So it was great to have another look at the famous Graham Beck Cuvee Clive 2009, the most prestigious cuvee in the Graham Beck portfolio and an absolute personification of Pieter’s passion and obsession for creating the perfect sparkling wine. Grab a bottle if you can get your hands on some of the tiny allocation that has made it to the UK for the first time.


Tasting Note: A blend of 80% Chardonnay and 20% Pinot Noir, both were whole bunch pressed and only the tete de cuvee was used, being mostly fermented in stainless steel but with a small percentage in Piece Champenoise 205 litre oak barrels. The wine is pale straw and wonderfully vibrant and fresh. The nose is rich, subtly savoury and exceptionally complex, showing wonderful opulence and attractive notes of biscuit, dusty limestone, shitake mushrooms, and white truffles.
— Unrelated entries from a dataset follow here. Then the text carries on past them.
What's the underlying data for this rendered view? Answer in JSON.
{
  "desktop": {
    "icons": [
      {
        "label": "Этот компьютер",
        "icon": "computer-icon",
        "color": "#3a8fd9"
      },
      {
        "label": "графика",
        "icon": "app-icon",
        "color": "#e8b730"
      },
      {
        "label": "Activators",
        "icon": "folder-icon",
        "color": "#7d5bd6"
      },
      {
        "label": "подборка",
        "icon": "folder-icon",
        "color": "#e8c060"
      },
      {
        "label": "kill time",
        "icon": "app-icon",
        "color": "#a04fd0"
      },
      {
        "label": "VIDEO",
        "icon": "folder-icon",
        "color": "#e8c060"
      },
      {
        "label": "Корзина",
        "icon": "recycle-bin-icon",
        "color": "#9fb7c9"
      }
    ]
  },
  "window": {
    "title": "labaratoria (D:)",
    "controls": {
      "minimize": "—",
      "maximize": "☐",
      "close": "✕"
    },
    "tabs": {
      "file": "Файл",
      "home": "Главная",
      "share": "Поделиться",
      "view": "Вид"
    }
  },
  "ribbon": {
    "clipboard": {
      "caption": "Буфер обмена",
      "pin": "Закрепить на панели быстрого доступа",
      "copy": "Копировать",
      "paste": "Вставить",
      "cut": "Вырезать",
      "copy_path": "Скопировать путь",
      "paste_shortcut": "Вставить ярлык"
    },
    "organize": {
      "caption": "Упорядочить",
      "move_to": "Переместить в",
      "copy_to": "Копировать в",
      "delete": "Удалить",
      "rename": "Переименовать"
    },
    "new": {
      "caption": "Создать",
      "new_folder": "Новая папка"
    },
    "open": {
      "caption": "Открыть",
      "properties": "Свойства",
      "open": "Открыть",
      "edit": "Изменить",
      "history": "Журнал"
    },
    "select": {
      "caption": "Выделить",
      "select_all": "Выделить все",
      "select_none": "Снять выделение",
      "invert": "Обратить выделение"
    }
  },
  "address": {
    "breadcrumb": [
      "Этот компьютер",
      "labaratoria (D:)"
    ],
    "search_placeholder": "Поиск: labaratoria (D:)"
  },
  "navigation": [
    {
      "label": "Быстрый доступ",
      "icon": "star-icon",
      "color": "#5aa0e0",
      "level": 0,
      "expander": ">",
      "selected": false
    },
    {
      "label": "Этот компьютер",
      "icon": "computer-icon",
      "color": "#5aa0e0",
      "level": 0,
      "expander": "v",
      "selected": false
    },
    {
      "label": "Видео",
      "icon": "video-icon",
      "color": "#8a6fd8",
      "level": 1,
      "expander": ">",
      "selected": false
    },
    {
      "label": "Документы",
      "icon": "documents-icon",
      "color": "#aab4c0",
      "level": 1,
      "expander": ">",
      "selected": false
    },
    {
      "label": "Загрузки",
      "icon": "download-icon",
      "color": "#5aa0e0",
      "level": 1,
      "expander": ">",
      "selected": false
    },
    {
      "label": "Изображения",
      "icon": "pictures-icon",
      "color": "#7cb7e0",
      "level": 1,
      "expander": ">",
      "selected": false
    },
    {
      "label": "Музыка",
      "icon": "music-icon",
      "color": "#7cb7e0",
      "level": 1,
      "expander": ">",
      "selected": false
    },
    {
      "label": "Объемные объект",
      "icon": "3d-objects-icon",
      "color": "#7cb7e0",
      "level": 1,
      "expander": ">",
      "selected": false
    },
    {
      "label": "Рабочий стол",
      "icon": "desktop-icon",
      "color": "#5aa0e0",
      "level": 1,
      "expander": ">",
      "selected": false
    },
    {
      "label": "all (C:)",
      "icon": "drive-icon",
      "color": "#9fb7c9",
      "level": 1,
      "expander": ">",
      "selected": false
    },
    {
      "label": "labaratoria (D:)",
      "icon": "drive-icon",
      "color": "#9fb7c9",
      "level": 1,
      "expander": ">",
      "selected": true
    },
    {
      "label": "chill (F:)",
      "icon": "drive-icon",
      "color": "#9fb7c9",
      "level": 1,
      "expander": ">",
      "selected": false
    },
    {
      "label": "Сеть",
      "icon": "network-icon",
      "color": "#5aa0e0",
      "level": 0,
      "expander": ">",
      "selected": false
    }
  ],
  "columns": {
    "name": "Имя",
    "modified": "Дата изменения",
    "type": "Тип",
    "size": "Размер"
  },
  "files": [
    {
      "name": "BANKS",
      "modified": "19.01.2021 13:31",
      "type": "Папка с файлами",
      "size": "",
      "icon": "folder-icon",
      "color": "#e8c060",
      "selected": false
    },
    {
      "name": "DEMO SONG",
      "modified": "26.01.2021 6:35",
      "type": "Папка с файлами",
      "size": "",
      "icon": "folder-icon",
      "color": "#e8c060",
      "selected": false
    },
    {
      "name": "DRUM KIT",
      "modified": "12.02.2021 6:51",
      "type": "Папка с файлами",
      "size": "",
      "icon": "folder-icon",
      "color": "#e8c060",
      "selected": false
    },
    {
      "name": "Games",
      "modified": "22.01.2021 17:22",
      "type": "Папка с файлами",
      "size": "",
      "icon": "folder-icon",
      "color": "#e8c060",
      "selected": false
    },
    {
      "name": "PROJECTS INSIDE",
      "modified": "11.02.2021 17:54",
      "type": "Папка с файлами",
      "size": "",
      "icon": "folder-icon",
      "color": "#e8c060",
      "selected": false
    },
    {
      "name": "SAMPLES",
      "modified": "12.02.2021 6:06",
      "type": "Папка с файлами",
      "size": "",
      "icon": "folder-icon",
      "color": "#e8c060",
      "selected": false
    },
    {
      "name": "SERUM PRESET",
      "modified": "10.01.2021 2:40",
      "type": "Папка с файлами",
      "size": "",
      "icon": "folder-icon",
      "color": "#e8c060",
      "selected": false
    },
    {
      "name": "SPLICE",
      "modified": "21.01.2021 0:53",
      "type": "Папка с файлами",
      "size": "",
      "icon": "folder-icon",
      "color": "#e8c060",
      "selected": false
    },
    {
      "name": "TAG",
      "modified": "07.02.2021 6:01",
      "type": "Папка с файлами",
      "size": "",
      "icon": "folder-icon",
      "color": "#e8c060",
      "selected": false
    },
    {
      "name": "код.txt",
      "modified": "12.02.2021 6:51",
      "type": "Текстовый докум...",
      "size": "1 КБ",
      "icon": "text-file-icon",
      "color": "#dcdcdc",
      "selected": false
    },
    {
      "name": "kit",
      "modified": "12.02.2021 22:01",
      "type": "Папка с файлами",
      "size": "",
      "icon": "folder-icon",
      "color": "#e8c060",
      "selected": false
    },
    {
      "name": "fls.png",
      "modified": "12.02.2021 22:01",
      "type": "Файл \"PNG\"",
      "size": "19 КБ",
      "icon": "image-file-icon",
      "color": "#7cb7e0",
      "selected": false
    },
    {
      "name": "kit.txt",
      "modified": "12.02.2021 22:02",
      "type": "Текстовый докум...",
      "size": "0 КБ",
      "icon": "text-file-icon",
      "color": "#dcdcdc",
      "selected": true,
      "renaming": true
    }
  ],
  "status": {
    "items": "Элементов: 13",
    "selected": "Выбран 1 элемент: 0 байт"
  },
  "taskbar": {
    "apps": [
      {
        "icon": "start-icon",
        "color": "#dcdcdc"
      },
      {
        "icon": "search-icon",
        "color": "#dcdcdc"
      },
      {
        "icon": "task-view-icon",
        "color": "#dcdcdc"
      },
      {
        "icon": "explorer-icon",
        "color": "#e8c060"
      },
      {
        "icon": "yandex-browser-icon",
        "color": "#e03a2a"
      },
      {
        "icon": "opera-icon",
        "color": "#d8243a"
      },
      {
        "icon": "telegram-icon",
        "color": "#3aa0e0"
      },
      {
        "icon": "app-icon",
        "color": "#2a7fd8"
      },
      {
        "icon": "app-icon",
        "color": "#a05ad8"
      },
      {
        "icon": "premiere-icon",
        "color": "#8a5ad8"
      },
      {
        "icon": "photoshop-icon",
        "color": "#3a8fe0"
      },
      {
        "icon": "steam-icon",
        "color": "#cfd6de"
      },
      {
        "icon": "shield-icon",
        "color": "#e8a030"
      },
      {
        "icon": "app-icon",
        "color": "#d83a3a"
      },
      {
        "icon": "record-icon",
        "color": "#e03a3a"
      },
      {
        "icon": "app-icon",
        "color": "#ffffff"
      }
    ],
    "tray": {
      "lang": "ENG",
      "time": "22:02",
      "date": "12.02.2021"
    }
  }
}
The whole while, the nose and palate are underpinned by vibrant, creamy citrus fruit purity. Lemon and dried herbs, yellow grapefruit and white citrus blossom. The texture is hedonistic and luxurious with a real salty, briney sea breeze character coming through on the long, toasty, nutty finish. Beautiful creamy mousse is perfectly assembled and in fine balance with fresh acids and elegant mineral finesse. A truly world class expression. Bravo Bubbles Ferreira.

(Wine Safari Score: 93+/100 Greg Sherwood MW)